Mohler, a St. Albans grad who was 6 feet 6, 250 pounds while playing football at North Carolina, was back on campus as offensive line coach. He had spotted Ogden, then a senior, in the St. Albans wrestling room during a workout and began engaging him in playful banter. Moments later they were on the mat — but not for long.
“We were just messing around, and so everybody was goading me into wrestling him,” Mohler said. “He was just in there staying in shape, so I wrestled him, and he almost killed me. But he was very nice about it and respectful after he basically strangled the life out of me and pinned me in about a minute and a half.”
Former teammates and coaches at every level used similar language when discussing the affable Ogden, the 6-9, 345-pound tackle who will be inducted to the Pro Football Hall of Fame on Saturday night. The rest of the Class of 2013 comprises Larry Allen, Cris Carter, Curley Culp, Bill Parcells, Dave Robinson and Warren Sapp.
The night before the ceremony, Mohler, former St. Albans athletic director Dave Baad and former Bulldogs football coach Doug Boswell plan to host a party at a Canton, Ohio, tavern to reminisce about the third player born and raised in the nation’s capital to be enshrined. (The others are Willie Wood and Len Ford, both from defunct Armstrong High.)
“I vividly remember a game, and it was a pulling play for him,” said Mark Hammond, a high school teammate who played college football at Navy. “I just remember on the film that you saw, it was a defensive end I think, all of a sudden you see the guy completely gone because he’s been completely enveloped within Oggie’s frame. It was almost an unfair match whenever he lined up.”
Those closest to Ogden in high school also mentioned the influence Skip Grant, the retired longtime athletic director and track and field coach at St. Albans, had on a young man whose father was an investment banker and whose mother is the executive director for a nonprofit helping minority students attend law school.
Under Grant’s tutelage, Ogden became All-Met in the shot put and still holds school records in that event and the discus. Grant laughs these days when he recalls how Odgen dwarfed students and faculty alike as he roamed the hallways in between classes.

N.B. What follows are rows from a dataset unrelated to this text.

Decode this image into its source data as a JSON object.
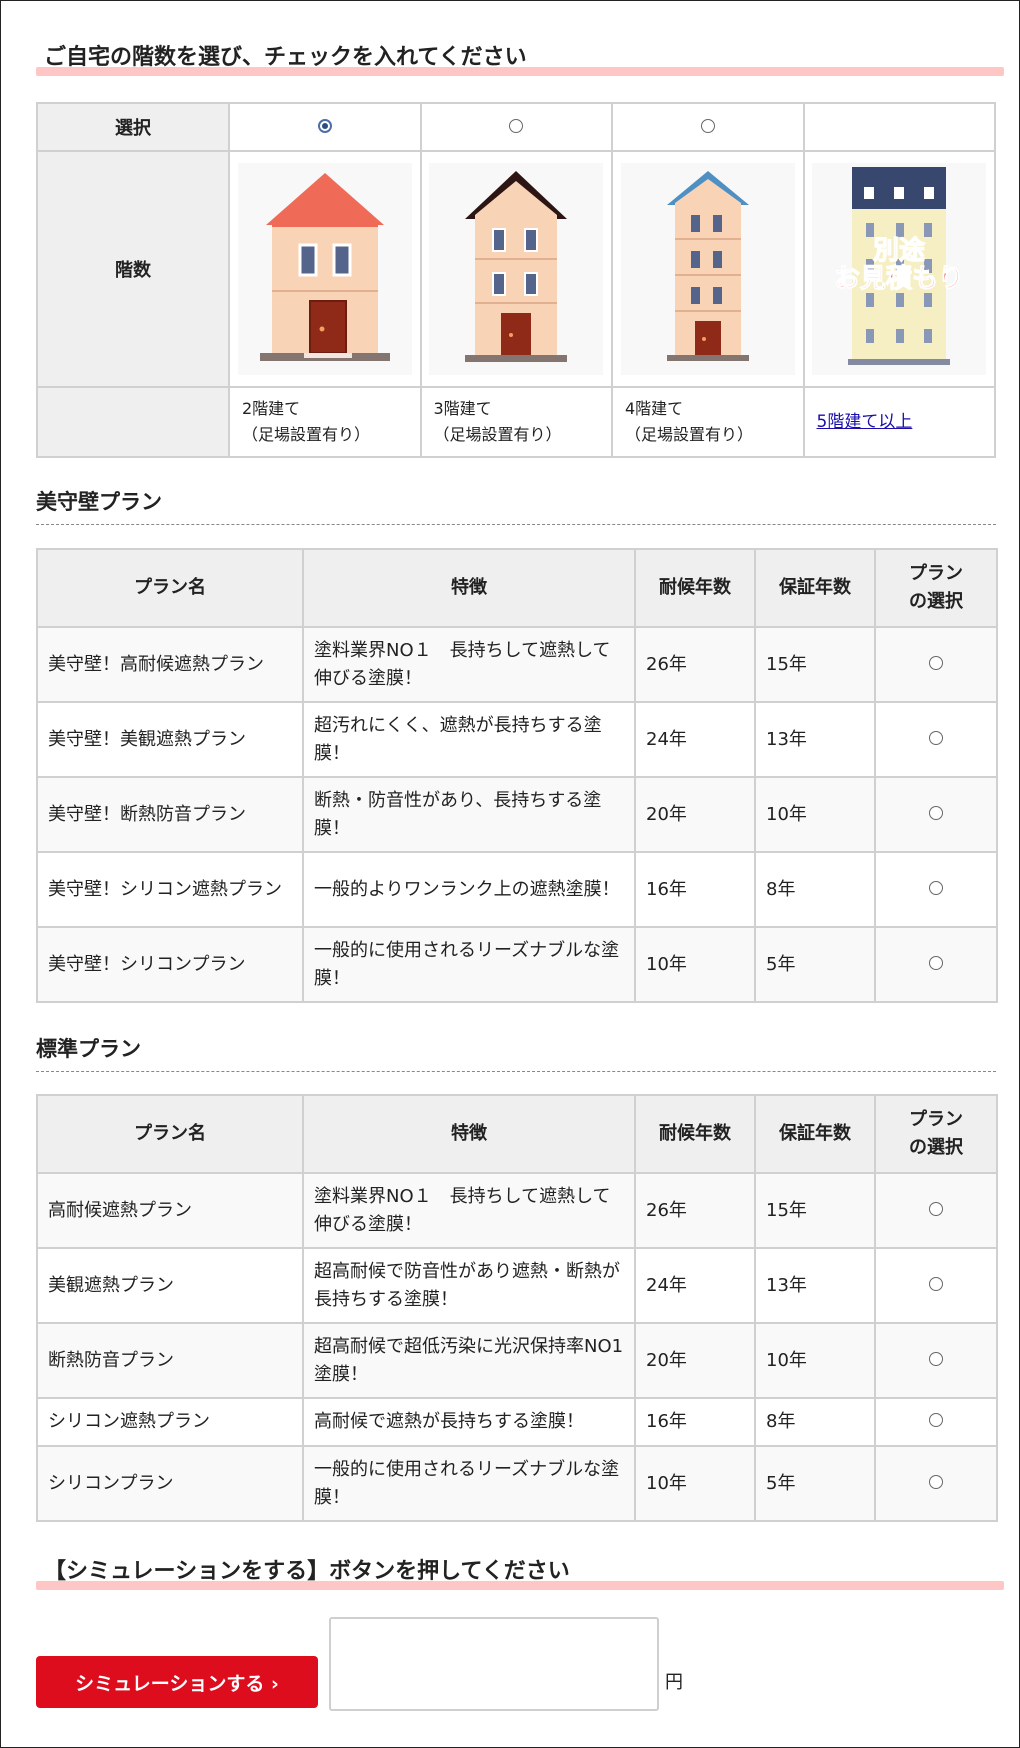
{
  "floor_section": {
    "heading": "ご自宅の階数を選び、チェックを入れてください",
    "select_label": "選択",
    "floors_label": "階数",
    "options": [
      {
        "caption_line1": "2階建て",
        "caption_line2": "（足場設置有り）",
        "selected": true
      },
      {
        "caption_line1": "3階建て",
        "caption_line2": "（足場設置有り）",
        "selected": false
      },
      {
        "caption_line1": "4階建て",
        "caption_line2": "（足場設置有り）",
        "selected": false
      },
      {
        "link_text": "5階建て以上",
        "image_text_line1": "別途",
        "image_text_line2": "お見積もり"
      }
    ]
  },
  "bishu_plan": {
    "heading": "美守壁プラン",
    "headers": {
      "name": "プラン名",
      "feature": "特徴",
      "durability": "耐候年数",
      "warranty": "保証年数",
      "select_line1": "プラン",
      "select_line2": "の選択"
    },
    "rows": [
      {
        "name": "美守壁！高耐候遮熱プラン",
        "feature": "塗料業界NO１　長持ちして遮熱して伸びる塗膜！",
        "durability": "26年",
        "warranty": "15年"
      },
      {
        "name": "美守壁！美観遮熱プラン",
        "feature": "超汚れにくく、遮熱が長持ちする塗膜！",
        "durability": "24年",
        "warranty": "13年"
      },
      {
        "name": "美守壁！断熱防音プラン",
        "feature": "断熱・防音性があり、長持ちする塗膜！",
        "durability": "20年",
        "warranty": "10年"
      },
      {
        "name": "美守壁！シリコン遮熱プラン",
        "feature": "一般的よりワンランク上の遮熱塗膜！",
        "durability": "16年",
        "warranty": "8年"
      },
      {
        "name": "美守壁！シリコンプラン",
        "feature": "一般的に使用されるリーズナブルな塗膜！",
        "durability": "10年",
        "warranty": "5年"
      }
    ]
  },
  "standard_plan": {
    "heading": "標準プラン",
    "headers": {
      "name": "プラン名",
      "feature": "特徴",
      "durability": "耐候年数",
      "warranty": "保証年数",
      "select_line1": "プラン",
      "select_line2": "の選択"
    },
    "rows": [
      {
        "name": "高耐候遮熱プラン",
        "feature": "塗料業界NO１　長持ちして遮熱して伸びる塗膜！",
        "durability": "26年",
        "warranty": "15年"
      },
      {
        "name": "美観遮熱プラン",
        "feature": "超高耐候で防音性があり遮熱・断熱が長持ちする塗膜！",
        "durability": "24年",
        "warranty": "13年"
      },
      {
        "name": "断熱防音プラン",
        "feature": "超高耐候で超低汚染に光沢保持率NO1塗膜！",
        "durability": "20年",
        "warranty": "10年"
      },
      {
        "name": "シリコン遮熱プラン",
        "feature": "高耐候で遮熱が長持ちする塗膜！",
        "durability": "16年",
        "warranty": "8年"
      },
      {
        "name": "シリコンプラン",
        "feature": "一般的に使用されるリーズナブルな塗膜！",
        "durability": "10年",
        "warranty": "5年"
      }
    ]
  },
  "simulation": {
    "heading": "【シミュレーションをする】ボタンを押してください",
    "button_label": "シミュレーションする ›",
    "result_value": "",
    "unit": "円"
  },
  "colors": {
    "heading_highlight": "#ffc6c6",
    "button_red": "#dd0d1e",
    "header_bg": "#efefef",
    "link_blue": "#1a0dab"
  }
}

“Definitely the folks at St. Albans had a huge influence on me,” Ogden said. “Skip Grant was really one of the first people. Honestly, integrity, he walked it and lived it. These guys, they taught you good lessons in life. St. Albans taught you a lot. I mean, it teaches you how to think for yourself, how to become a better citizen. Those are lessons that I definitely took.”